At the border of California, a friendly woman confiscated my ever-depleting bag of tangerines. They had been my best companion: nutricious, tasty, great for both my breath and energy. But I had no choice. The apples could stay with me, though, because they were from Washington.

Not long after my crossing, I stopped at a gas station. I stepped out into the cool, comfortable, flavorful California air - my first taste in some time - and walked into the station. The young teen working there was on the phone in the garage, but when I walked in to get his attention, he was friendly. I was not greeted with the indifference or anger that I have come to expect. Not a moment of our interactions was hostile, embittered, remotely unkind.

As I finished fueling, a beautiful stray dog strolled up, its nails clacking against the pavement, and the teen and his boss fed it bread. This seemed to be a ritual, which made me glad. By the time I went to get food for it, the dog had already scampered gleefully over to the next station.

As I-40 wore on, I arrived at one of the most spectacular moments of my trip; the sun setting on the mountains and desert of SoCal painted a landscape too beautiful to not be fictional, not be the artist's skewed and embellished interpretation. I took photos and marveled. Route 40 had been nothing but kind to me from the moment I got on. I chased down the sun, and it seemed to hesitate, delighted by my desperate onslaught, my yearning to remain in light just a bit longer. But as promised, it ducked behind the horizon and left me yet again to the dark. I worried about my bearings, but checked a map and was comforted once more.

I pulled off for gas just before Barstow, where the only light came from the stars and the single gas station. I admired the stars, the brightest I'd seen on my entire trip. I was mere miles from I-15, the home-stretch.

Interstate 15 was a battlefield from the moment I got on. Moments before, I was in the quiet of the Californian desert, and the fastest driver on the road. Somehow Barstow had been harboring all of the people of LA, waiting to unleash them when I made the change.

Drivers weaved around me on either side, and it seemed that while going a little faster than the speed limit seemed to quell their advances, it did nothing for my nerves. The road was packed with cars. There was no time for stargazing.

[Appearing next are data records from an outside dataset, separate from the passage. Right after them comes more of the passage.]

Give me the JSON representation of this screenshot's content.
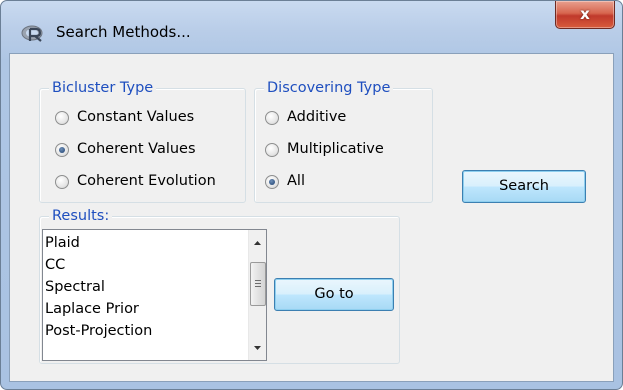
{
  "window": {
    "title": "Search Methods...",
    "close_glyph": "x",
    "icon": "r-logo-icon"
  },
  "bicluster_type": {
    "title": "Bicluster Type",
    "options": [
      {
        "label": "Constant Values",
        "checked": false
      },
      {
        "label": "Coherent Values",
        "checked": true
      },
      {
        "label": "Coherent Evolution",
        "checked": false
      }
    ]
  },
  "discovering_type": {
    "title": "Discovering Type",
    "options": [
      {
        "label": "Additive",
        "checked": false
      },
      {
        "label": "Multiplicative",
        "checked": false
      },
      {
        "label": "All",
        "checked": true
      }
    ]
  },
  "search_button": {
    "label": "Search"
  },
  "results": {
    "title": "Results:",
    "items": [
      "Plaid",
      "CC",
      "Spectral",
      "Laplace Prior",
      "Post-Projection"
    ]
  },
  "goto_button": {
    "label": "Go to"
  },
  "colors": {
    "group_title": "#1f4fbf",
    "close_button": "#c0392b",
    "focused_button_border": "#3c7fb1"
  }
}
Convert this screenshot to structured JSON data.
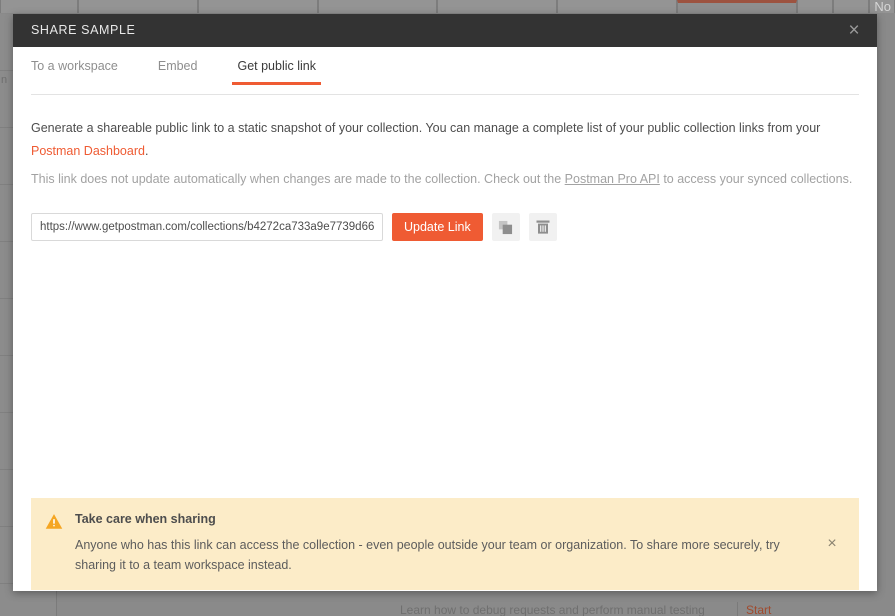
{
  "background": {
    "top_right_label": "No",
    "sidebar_hint": "n",
    "footer_hint": "Learn how to debug requests and perform manual testing",
    "footer_action": "Start",
    "tabs": [
      {
        "width": 78
      },
      {
        "width": 120
      },
      {
        "width": 120
      },
      {
        "width": 120
      },
      {
        "width": 120
      },
      {
        "width": 120
      },
      {
        "width": 120
      },
      {
        "width": 36
      },
      {
        "width": 36
      },
      {
        "width": 26
      }
    ],
    "active_tab_index": 6
  },
  "modal": {
    "title": "SHARE SAMPLE",
    "close_label": "×",
    "tabs": [
      {
        "id": "to-a-workspace",
        "label": "To a workspace",
        "active": false
      },
      {
        "id": "embed",
        "label": "Embed",
        "active": false
      },
      {
        "id": "get-public-link",
        "label": "Get public link",
        "active": true
      }
    ],
    "description": {
      "part1": "Generate a shareable public link to a static snapshot of your collection. You can manage a complete list of your public collection links from your ",
      "link_dashboard": "Postman Dashboard",
      "part2": ".",
      "note_part1": "This link does not update automatically when changes are made to the collection. Check out the ",
      "link_pro_api": "Postman Pro API",
      "note_part2": " to access your synced collections."
    },
    "link_field": {
      "value": "https://www.getpostman.com/collections/b4272ca733a9e7739d66",
      "placeholder": "https://www.getpostman.com/collections/"
    },
    "update_button_label": "Update Link",
    "copy_icon_name": "copy-icon",
    "delete_icon_name": "trash-icon",
    "warning": {
      "icon_name": "warning-triangle-icon",
      "title": "Take care when sharing",
      "body": "Anyone who has this link can access the collection - even people outside your team or organization. To share more securely, try sharing it to a team workspace instead.",
      "close_label": "×"
    }
  },
  "colors": {
    "accent_orange": "#ef5b33",
    "header_dark": "#333333",
    "warning_bg": "#fcecc8",
    "warning_icon": "#f5a623",
    "muted_text": "#a2a2a2"
  }
}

I was no more comfortable as I approached the city limits. But as the basin lay before me, I could see the greater Los Angeles area in stunning, shimmering clarity. The roads, houses, and hills were speckled with pinpoints, as though it were a vast field of electric poppies. I have arrived, I thought. I had arrived, indeed.